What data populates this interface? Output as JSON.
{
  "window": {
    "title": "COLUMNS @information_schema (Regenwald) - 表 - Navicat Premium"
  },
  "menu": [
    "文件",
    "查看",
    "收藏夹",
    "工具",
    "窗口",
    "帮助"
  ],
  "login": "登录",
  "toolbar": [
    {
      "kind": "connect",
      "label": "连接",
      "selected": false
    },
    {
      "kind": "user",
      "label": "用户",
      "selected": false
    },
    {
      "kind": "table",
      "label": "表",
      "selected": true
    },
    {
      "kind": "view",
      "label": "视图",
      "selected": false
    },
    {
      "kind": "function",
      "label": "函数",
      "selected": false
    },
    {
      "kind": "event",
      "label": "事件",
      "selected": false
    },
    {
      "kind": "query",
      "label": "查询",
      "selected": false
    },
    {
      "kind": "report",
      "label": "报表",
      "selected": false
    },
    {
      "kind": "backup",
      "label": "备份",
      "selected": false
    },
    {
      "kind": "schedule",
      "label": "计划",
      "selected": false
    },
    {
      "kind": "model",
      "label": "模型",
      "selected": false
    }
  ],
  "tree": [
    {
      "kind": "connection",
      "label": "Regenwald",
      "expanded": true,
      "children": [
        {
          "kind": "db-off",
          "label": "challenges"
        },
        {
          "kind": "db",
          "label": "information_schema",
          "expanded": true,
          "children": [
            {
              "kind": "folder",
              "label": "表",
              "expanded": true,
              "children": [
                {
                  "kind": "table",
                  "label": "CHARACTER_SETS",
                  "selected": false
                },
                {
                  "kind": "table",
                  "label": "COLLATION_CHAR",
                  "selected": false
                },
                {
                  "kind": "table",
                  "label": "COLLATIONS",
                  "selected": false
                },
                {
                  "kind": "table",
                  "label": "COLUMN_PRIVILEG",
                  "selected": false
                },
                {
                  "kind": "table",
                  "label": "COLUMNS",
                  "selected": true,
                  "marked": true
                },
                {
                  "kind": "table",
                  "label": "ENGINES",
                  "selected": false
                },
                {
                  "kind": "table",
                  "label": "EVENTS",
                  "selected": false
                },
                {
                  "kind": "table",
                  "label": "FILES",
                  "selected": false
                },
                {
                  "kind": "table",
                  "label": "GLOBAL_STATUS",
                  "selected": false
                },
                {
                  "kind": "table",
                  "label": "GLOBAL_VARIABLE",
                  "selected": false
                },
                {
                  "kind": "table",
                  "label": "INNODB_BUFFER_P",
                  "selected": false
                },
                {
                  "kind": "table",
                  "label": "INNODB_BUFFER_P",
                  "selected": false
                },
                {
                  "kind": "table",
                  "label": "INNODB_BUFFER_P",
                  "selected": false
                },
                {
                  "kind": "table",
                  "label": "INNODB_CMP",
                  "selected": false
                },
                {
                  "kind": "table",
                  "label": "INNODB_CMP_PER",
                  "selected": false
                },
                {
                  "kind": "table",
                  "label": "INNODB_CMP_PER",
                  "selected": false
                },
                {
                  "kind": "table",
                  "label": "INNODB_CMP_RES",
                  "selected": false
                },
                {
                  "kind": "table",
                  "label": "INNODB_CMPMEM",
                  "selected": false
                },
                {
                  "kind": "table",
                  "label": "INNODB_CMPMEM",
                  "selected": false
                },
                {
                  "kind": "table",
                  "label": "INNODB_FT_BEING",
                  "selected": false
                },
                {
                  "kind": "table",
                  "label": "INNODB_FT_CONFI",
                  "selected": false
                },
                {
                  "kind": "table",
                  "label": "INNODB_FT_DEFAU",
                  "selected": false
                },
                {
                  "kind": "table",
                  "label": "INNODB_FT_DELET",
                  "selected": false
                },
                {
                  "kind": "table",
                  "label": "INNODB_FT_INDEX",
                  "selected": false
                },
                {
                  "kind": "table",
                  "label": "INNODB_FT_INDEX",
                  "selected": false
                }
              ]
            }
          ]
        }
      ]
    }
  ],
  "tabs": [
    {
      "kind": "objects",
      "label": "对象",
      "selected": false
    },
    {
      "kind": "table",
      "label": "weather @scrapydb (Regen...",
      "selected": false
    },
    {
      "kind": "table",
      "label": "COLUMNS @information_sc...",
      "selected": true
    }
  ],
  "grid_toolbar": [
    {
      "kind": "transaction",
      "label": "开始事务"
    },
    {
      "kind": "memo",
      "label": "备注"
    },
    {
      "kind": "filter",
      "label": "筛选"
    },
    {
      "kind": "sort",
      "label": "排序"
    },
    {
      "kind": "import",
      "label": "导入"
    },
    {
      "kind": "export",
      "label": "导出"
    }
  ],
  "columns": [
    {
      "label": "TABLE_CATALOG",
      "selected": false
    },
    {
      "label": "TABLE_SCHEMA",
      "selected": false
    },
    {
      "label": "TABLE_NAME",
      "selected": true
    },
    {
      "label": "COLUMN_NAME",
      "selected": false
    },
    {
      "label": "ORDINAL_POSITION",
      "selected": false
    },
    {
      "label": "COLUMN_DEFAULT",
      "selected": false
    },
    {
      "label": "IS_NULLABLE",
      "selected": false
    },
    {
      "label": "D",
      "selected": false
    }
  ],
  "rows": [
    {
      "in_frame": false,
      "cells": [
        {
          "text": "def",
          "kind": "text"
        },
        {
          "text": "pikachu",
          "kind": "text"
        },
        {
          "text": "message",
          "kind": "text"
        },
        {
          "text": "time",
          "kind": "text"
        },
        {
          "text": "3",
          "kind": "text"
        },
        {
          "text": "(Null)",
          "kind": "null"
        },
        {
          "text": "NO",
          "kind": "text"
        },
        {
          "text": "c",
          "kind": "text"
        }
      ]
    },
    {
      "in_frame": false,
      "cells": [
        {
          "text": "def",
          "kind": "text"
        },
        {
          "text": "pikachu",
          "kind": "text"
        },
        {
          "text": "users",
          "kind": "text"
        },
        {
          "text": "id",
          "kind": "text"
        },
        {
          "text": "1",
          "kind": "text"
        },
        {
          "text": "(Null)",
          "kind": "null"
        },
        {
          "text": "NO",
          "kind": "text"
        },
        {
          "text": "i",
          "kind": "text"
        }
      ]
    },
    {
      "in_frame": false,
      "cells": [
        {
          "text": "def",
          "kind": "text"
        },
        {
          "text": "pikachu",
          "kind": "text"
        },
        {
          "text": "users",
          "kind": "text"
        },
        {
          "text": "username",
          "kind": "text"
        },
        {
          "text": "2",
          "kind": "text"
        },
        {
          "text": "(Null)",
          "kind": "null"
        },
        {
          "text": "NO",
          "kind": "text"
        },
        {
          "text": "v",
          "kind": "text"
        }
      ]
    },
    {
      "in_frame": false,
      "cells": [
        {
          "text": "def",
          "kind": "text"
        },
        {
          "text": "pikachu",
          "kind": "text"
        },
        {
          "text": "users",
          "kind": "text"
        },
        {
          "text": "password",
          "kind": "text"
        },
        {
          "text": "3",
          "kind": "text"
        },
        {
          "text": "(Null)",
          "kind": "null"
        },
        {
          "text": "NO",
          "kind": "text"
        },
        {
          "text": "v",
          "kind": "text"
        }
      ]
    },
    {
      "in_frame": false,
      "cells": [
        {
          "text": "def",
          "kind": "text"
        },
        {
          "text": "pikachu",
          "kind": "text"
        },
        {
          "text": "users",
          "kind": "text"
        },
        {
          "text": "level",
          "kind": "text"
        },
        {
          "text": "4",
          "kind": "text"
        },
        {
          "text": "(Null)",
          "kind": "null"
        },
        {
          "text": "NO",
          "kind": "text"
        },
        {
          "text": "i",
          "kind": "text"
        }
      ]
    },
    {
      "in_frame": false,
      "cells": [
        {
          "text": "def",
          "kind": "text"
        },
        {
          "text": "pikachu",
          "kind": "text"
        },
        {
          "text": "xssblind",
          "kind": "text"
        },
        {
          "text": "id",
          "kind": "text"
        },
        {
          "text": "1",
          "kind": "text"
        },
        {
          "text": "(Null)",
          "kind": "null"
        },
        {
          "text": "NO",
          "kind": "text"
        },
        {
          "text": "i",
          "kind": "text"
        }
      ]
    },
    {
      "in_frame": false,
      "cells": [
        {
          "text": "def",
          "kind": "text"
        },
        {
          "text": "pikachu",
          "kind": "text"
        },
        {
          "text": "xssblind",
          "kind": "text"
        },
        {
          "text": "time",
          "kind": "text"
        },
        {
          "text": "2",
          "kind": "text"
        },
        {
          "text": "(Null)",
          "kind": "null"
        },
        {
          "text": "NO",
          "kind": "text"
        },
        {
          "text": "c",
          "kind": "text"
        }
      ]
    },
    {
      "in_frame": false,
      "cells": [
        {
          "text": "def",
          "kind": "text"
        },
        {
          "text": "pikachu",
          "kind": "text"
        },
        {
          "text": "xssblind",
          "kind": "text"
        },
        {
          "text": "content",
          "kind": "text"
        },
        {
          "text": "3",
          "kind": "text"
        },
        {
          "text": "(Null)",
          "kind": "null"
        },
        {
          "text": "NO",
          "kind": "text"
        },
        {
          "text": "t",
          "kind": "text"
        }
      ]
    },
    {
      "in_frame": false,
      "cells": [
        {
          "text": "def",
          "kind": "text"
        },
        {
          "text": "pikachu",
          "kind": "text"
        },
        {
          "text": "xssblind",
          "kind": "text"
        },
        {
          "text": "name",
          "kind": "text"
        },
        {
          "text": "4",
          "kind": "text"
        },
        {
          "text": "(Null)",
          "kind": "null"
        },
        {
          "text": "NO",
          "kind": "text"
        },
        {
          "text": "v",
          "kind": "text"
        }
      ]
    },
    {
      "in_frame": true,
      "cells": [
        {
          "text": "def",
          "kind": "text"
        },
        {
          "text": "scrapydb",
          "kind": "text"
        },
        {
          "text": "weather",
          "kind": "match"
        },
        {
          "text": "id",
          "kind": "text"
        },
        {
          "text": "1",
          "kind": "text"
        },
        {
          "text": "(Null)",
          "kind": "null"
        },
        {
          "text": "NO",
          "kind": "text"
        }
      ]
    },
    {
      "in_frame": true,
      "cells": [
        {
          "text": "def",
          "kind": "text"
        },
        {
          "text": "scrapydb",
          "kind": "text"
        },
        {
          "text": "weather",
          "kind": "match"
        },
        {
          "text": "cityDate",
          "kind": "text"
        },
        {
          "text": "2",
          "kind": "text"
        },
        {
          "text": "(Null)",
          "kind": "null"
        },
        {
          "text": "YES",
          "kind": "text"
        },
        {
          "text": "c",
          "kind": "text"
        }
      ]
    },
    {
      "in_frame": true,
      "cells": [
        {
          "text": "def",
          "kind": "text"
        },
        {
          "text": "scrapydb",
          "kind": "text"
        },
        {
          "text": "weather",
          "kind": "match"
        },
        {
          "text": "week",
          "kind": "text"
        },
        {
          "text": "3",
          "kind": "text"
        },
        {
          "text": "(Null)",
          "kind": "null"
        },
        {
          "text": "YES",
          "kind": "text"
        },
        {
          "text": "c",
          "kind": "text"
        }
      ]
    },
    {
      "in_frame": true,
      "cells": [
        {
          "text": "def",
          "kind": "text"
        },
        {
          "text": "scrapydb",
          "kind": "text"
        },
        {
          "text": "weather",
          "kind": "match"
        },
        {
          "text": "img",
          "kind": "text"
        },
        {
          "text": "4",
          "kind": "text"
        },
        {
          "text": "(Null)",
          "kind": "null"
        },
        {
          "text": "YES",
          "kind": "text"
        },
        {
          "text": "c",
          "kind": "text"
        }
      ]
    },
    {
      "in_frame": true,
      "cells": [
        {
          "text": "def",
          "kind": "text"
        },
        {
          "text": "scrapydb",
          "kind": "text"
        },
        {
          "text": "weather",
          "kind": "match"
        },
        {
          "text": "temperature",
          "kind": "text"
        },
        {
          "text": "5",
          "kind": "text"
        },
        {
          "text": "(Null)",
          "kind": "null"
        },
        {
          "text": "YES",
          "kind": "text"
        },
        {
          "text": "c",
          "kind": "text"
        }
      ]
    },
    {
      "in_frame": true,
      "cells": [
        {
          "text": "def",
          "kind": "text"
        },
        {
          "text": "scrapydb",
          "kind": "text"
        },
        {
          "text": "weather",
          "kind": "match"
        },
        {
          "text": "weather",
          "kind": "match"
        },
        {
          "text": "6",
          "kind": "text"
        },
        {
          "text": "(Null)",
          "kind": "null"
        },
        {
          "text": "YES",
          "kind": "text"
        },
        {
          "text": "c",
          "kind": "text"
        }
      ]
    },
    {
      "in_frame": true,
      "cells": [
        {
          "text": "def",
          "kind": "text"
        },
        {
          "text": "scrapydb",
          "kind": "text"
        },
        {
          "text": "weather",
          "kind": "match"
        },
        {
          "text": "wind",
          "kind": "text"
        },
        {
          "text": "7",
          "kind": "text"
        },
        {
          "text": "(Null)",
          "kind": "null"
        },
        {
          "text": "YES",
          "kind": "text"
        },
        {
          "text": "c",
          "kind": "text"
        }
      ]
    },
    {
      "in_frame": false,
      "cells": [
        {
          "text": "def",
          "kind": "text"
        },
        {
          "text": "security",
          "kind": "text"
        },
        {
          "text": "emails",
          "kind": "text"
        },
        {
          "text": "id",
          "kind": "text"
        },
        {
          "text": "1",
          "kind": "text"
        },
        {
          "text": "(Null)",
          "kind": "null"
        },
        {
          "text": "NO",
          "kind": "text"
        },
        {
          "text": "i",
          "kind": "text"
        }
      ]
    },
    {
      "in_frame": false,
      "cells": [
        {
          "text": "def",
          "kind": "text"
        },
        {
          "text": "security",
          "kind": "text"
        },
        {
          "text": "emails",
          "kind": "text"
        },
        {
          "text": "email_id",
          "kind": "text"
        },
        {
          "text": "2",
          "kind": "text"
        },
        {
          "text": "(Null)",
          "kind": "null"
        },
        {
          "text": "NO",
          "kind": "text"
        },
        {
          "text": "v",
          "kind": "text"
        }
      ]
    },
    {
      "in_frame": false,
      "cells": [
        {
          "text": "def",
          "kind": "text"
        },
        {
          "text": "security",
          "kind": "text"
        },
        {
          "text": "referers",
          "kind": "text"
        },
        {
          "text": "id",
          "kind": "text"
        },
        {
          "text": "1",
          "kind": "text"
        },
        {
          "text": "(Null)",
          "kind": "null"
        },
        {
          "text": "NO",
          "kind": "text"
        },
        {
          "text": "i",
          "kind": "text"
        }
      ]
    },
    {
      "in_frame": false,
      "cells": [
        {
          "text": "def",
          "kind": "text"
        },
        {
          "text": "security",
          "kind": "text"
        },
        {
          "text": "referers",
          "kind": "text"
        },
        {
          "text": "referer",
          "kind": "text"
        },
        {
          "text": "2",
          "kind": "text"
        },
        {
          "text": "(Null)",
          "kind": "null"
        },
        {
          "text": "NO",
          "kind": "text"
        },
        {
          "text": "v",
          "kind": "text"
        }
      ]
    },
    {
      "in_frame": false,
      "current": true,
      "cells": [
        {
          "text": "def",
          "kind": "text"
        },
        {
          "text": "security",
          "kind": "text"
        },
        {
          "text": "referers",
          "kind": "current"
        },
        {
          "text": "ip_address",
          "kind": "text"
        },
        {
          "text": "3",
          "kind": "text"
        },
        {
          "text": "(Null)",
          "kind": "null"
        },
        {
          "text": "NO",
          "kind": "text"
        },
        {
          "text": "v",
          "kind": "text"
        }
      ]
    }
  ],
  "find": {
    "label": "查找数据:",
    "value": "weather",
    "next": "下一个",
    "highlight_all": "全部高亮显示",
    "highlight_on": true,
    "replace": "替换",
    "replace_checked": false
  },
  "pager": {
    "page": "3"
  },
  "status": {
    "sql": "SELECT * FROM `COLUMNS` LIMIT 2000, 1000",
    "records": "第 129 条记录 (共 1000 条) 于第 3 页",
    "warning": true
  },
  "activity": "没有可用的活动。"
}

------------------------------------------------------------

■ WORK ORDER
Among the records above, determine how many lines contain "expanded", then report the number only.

■ SOLVED EXERCISE
3